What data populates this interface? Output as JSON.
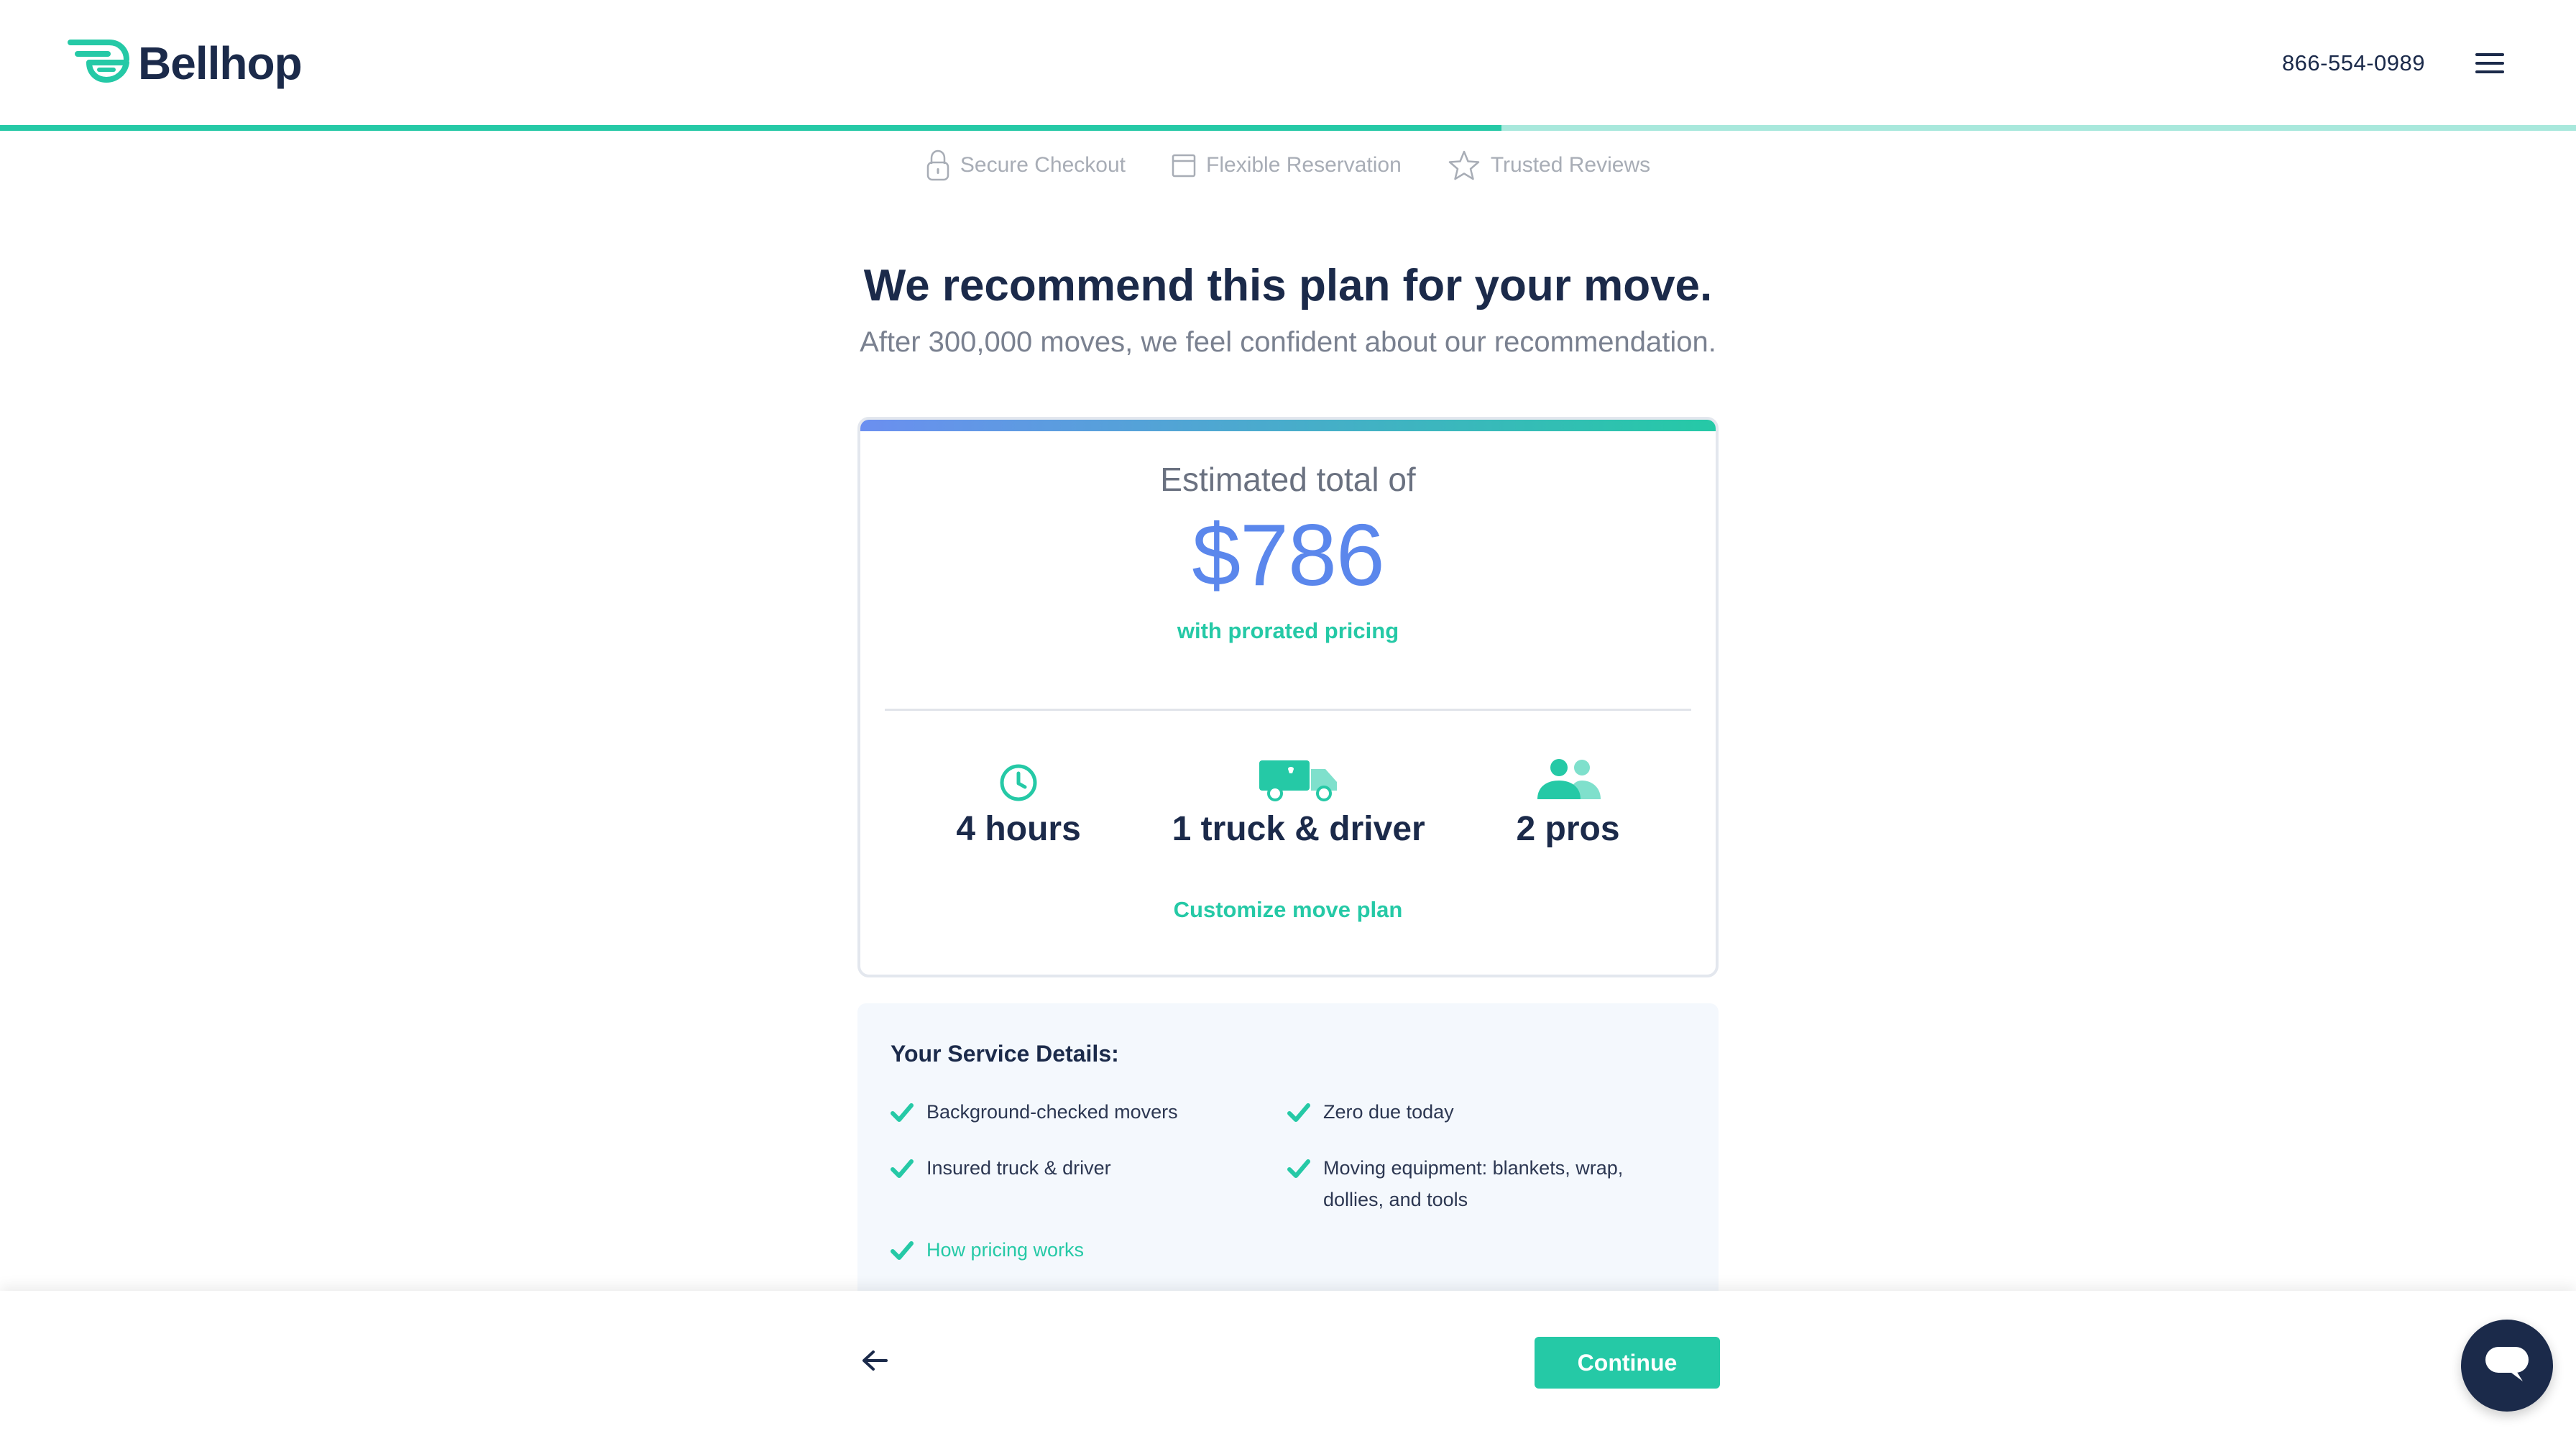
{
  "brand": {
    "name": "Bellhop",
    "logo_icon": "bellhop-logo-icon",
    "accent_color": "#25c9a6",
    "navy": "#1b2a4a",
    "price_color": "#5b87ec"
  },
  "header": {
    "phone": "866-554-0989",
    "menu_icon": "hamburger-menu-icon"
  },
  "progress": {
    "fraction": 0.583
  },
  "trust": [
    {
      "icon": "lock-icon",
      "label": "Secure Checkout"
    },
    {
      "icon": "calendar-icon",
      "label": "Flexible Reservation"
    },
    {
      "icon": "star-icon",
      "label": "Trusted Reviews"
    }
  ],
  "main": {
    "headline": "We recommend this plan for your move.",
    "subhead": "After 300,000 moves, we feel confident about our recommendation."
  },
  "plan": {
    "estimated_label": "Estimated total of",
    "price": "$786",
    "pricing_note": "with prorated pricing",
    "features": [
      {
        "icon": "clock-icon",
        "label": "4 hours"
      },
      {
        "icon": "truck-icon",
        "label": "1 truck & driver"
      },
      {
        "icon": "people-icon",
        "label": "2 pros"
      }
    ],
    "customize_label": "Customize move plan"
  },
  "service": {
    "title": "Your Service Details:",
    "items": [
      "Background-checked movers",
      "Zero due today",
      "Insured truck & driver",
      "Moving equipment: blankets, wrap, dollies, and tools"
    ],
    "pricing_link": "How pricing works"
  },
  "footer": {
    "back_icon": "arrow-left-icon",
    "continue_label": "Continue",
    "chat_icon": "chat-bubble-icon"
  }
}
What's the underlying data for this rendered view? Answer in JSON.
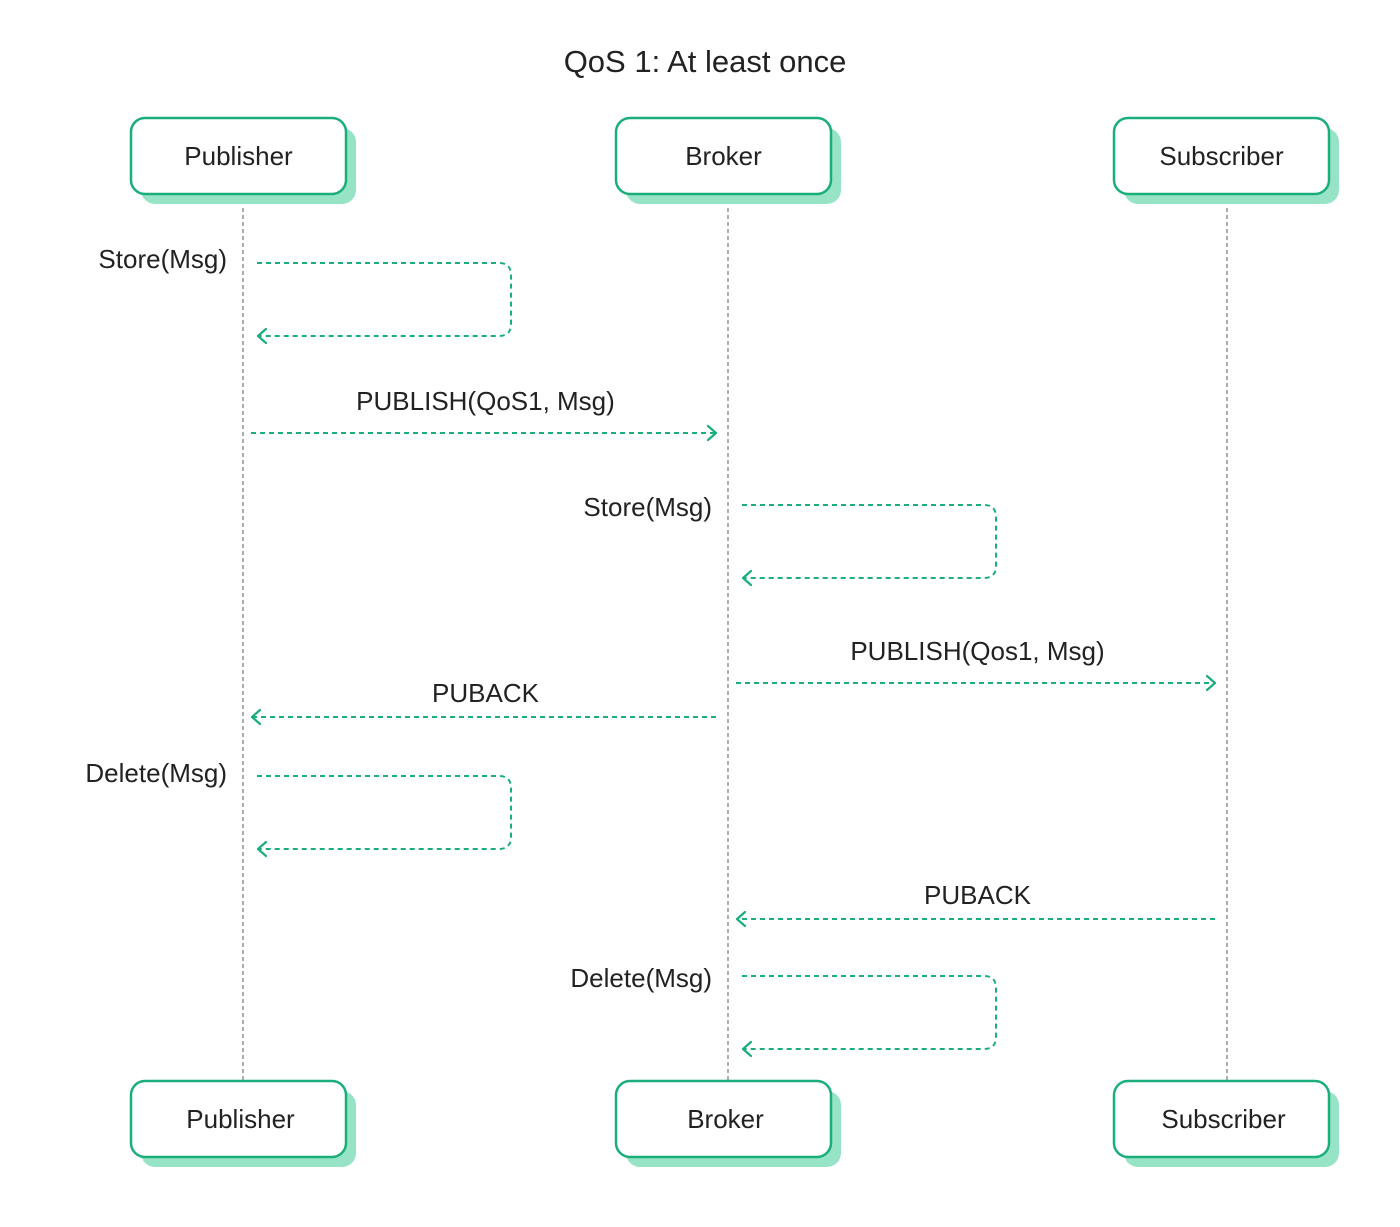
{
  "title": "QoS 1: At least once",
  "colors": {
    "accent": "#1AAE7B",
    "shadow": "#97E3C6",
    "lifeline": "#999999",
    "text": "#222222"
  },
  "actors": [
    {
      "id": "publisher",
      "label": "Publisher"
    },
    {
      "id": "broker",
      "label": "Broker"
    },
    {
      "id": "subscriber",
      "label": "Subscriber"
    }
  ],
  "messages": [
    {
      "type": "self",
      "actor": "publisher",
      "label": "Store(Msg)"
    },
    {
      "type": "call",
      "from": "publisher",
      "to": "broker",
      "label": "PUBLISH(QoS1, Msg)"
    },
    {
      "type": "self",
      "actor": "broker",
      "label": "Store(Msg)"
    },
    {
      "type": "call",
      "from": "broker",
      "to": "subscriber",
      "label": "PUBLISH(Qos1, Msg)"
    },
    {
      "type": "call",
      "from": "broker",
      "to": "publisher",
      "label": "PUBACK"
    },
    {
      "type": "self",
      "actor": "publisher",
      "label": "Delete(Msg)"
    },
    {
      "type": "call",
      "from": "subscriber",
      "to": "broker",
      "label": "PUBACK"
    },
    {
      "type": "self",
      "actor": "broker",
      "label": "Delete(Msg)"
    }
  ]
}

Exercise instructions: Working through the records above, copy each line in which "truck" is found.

Result of the exercise:
        "icon": "truck-icon",
        "label": "1 truck & driver"
      "Insured truck & driver",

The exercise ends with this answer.